Dr. Sylvain Charlebois sure has! But it wasn’t exactly what he had planned to do! Read his unforgettable story below. Spoiler alert: Gum is involved!
MTBC: You’re known as “The Food Professor” and you’re the Senior Director at the Agri-Food Analytics Lab at Dalhousie University in Halifax. What brought you to Montreal?
SC: Our family cottage is in the Laurentians. On December 18, CTV’s Your Morning [in Toronto] booked me for an interview for January 2 at 7:15 am. I told them I was going to be in Montreal so they booked the [Montreal CTV] studio. I knew I was going to get requests from other [TV] stations (TVA and CBC), so going downtown was not a big deal.
MTBC: So what happened?
SC: It wasn’t until on December 31, during my pre-interview that CTV Toronto realized the Montreal TV studio was closed until January 4. But it was too late for me to cancel my two other in-studio TV interviews. Everyone was already on vacation…so I told the producer that I would take the call in my car [via SKYPE in my car on the drive down]. Why was the CTV Montreal studio closed? Cuts, I assume. Programming is more heavily centralized now. It’s all about Toronto and Montreal (in French). This is something your students need to understand. With media being more under financial pressure, it will be more difficult to rely on local programming in regions (outside Toronto in English, outside Montreal in French).
When I got to downtown [Montreal], I realized I couldn’t do the interview in my car, which was my initial plan. It was way too dark. And coffee shops were all closed on January 2. Everything was closed. 15 minutes before my live interview, I still had no idea where I was going to be for the actual interview. I looked at a Metro station (Papineau) but it was too noisy, and some homeless people were sleeping in the entrance.
MTBC: Yikes! What did you do? How were you feeling by now?
SC: I do carry gum you can stick anything on a wall with. So I used it to stick my cell phone on a telephone pole. I was concerned the gum would not stick well since it was -3 Celsius, so I was able to find a few nails and hammered them with a stone right underneath my phone to support it.
Since I conduct over 700 interviews a year, I didn’t panic but I’ll admit that I was a little stressed. I just didn’t know what was available in that area of city. It’s not an area I knew well. It also known to be a rough neighbourhood, not the kind of place you want to be early morning on January 2. Ironically, both TVA and the CBC TV studios were near by, but I did not have enough time between interviews to go to either place. And of course, you have to go to makeup, hair, you know the drill.

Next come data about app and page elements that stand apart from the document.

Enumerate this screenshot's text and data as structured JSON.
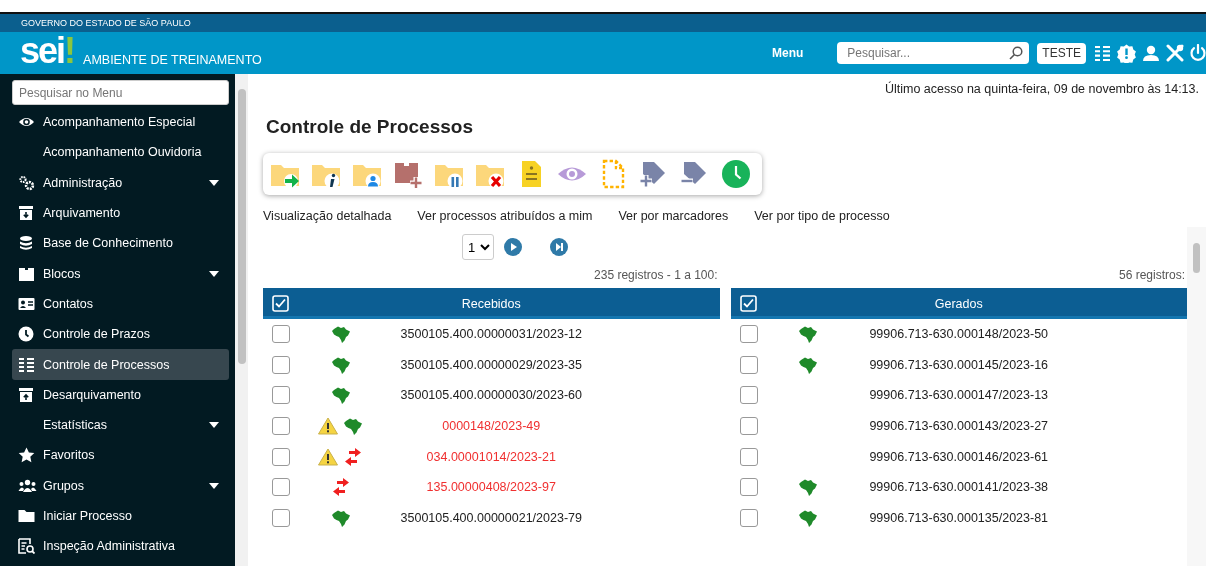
{
  "header": {
    "government": "GOVERNO DO ESTADO DE SÃO PAULO",
    "logo_text": "sei",
    "logo_mark": "!",
    "environment": "AMBIENTE DE TREINAMENTO",
    "menu_label": "Menu",
    "search_placeholder": "Pesquisar...",
    "unit": "TESTE"
  },
  "sidebar": {
    "search_placeholder": "Pesquisar no Menu",
    "items": [
      {
        "label": "Acompanhamento Especial",
        "submenu": false,
        "selected": false
      },
      {
        "label": "Acompanhamento Ouvidoria",
        "submenu": false,
        "selected": false
      },
      {
        "label": "Administração",
        "submenu": true,
        "selected": false
      },
      {
        "label": "Arquivamento",
        "submenu": false,
        "selected": false
      },
      {
        "label": "Base de Conhecimento",
        "submenu": false,
        "selected": false
      },
      {
        "label": "Blocos",
        "submenu": true,
        "selected": false
      },
      {
        "label": "Contatos",
        "submenu": false,
        "selected": false
      },
      {
        "label": "Controle de Prazos",
        "submenu": false,
        "selected": false
      },
      {
        "label": "Controle de Processos",
        "submenu": false,
        "selected": true
      },
      {
        "label": "Desarquivamento",
        "submenu": false,
        "selected": false
      },
      {
        "label": "Estatísticas",
        "submenu": true,
        "selected": false
      },
      {
        "label": "Favoritos",
        "submenu": false,
        "selected": false
      },
      {
        "label": "Grupos",
        "submenu": true,
        "selected": false
      },
      {
        "label": "Iniciar Processo",
        "submenu": false,
        "selected": false
      },
      {
        "label": "Inspeção Administrativa",
        "submenu": false,
        "selected": false
      }
    ]
  },
  "main": {
    "last_access": "Último acesso na quinta-feira, 09 de novembro às 14:13.",
    "title": "Controle de Processos",
    "view_links": [
      "Visualização detalhada",
      "Ver processos atribuídos a mim",
      "Ver por marcadores",
      "Ver por tipo de processo"
    ],
    "page": "1"
  },
  "tables": [
    {
      "count": "235 registros - 1 a 100:",
      "title": "Recebidos",
      "rows": [
        {
          "checked": false,
          "warning": false,
          "kind": "map",
          "number": "3500105.400.00000031/2023-12",
          "alert": false
        },
        {
          "checked": false,
          "warning": false,
          "kind": "map",
          "number": "3500105.400.00000029/2023-35",
          "alert": false
        },
        {
          "checked": false,
          "warning": false,
          "kind": "map",
          "number": "3500105.400.00000030/2023-60",
          "alert": false
        },
        {
          "checked": false,
          "warning": true,
          "kind": "map",
          "number": "0000148/2023-49",
          "alert": true
        },
        {
          "checked": false,
          "warning": true,
          "kind": "transfer",
          "number": "034.00001014/2023-21",
          "alert": true
        },
        {
          "checked": false,
          "warning": false,
          "kind": "transfer",
          "number": "135.00000408/2023-97",
          "alert": true
        },
        {
          "checked": false,
          "warning": false,
          "kind": "map",
          "number": "3500105.400.00000021/2023-79",
          "alert": false
        }
      ]
    },
    {
      "count": "56 registros:",
      "title": "Gerados",
      "rows": [
        {
          "checked": false,
          "warning": false,
          "kind": "map",
          "number": "99906.713-630.000148/2023-50",
          "alert": false
        },
        {
          "checked": false,
          "warning": false,
          "kind": "map",
          "number": "99906.713-630.000145/2023-16",
          "alert": false
        },
        {
          "checked": false,
          "warning": false,
          "kind": "plain",
          "number": "99906.713-630.000147/2023-13",
          "alert": false
        },
        {
          "checked": false,
          "warning": false,
          "kind": "plain",
          "number": "99906.713-630.000143/2023-27",
          "alert": false
        },
        {
          "checked": false,
          "warning": false,
          "kind": "plain",
          "number": "99906.713-630.000146/2023-61",
          "alert": false
        },
        {
          "checked": false,
          "warning": false,
          "kind": "map",
          "number": "99906.713-630.000141/2023-38",
          "alert": false
        },
        {
          "checked": false,
          "warning": false,
          "kind": "map",
          "number": "99906.713-630.000135/2023-81",
          "alert": false
        }
      ]
    }
  ]
}
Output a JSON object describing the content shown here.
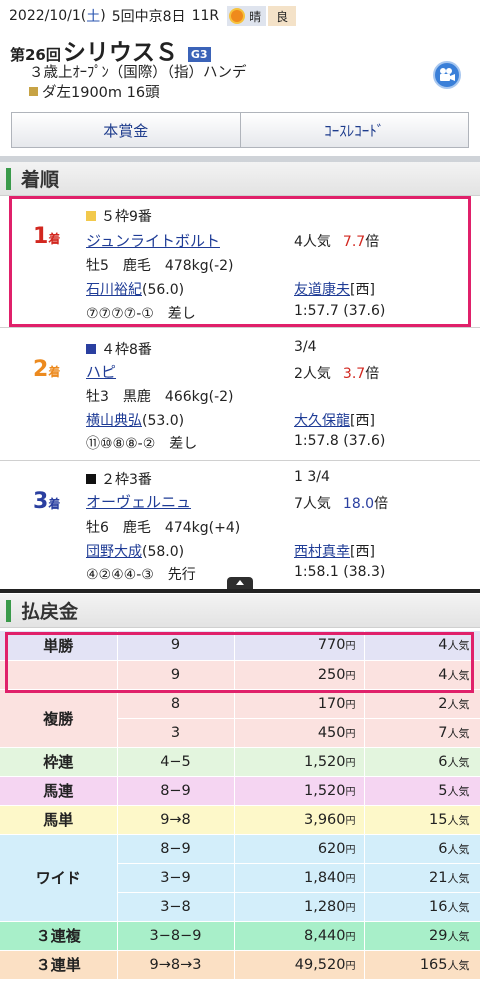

MTBC: Mon dieu! What a story! Any tips for our readers? What’s the name of this magic gum?
SC: Well, when something like this happens, don’t expect any sympathy. The show must go on, if you will. I only went public with my story the day after it happened . I’ve had other close calls in my career, and it’s always the same thing. The station won’t necessarily care if you’re uncomfortable, or under pressure. They expect you to deliver, no matter what. Of all people, you know this better than anyone. And that’s ok in my book. You either play the game, or you don’t. Most importantly though, trust your instinct. You do you best with what you have, and that’s all you can do. If I would have known, say by December 30, that CTV Montreal was closed, I would have done all three interviews via Skype from the cottage. But it was too late to cancel so I had to show up.
The gum can be bought in a hardware store. It’s called “funtac”. It’s great. I think you should buy some as well! I’ve been doing media interviews for about 20 years now, both French and English. I’ve done my share of mistakes too!!!!
MTBC: Merci Sylvain! What a pro!
I’d love to hear from you! Do you have a story to share? What did you do when something didn’t go exactly as planned? Contact me Sue@MediaTrainingBootCamp.com We learn from each other!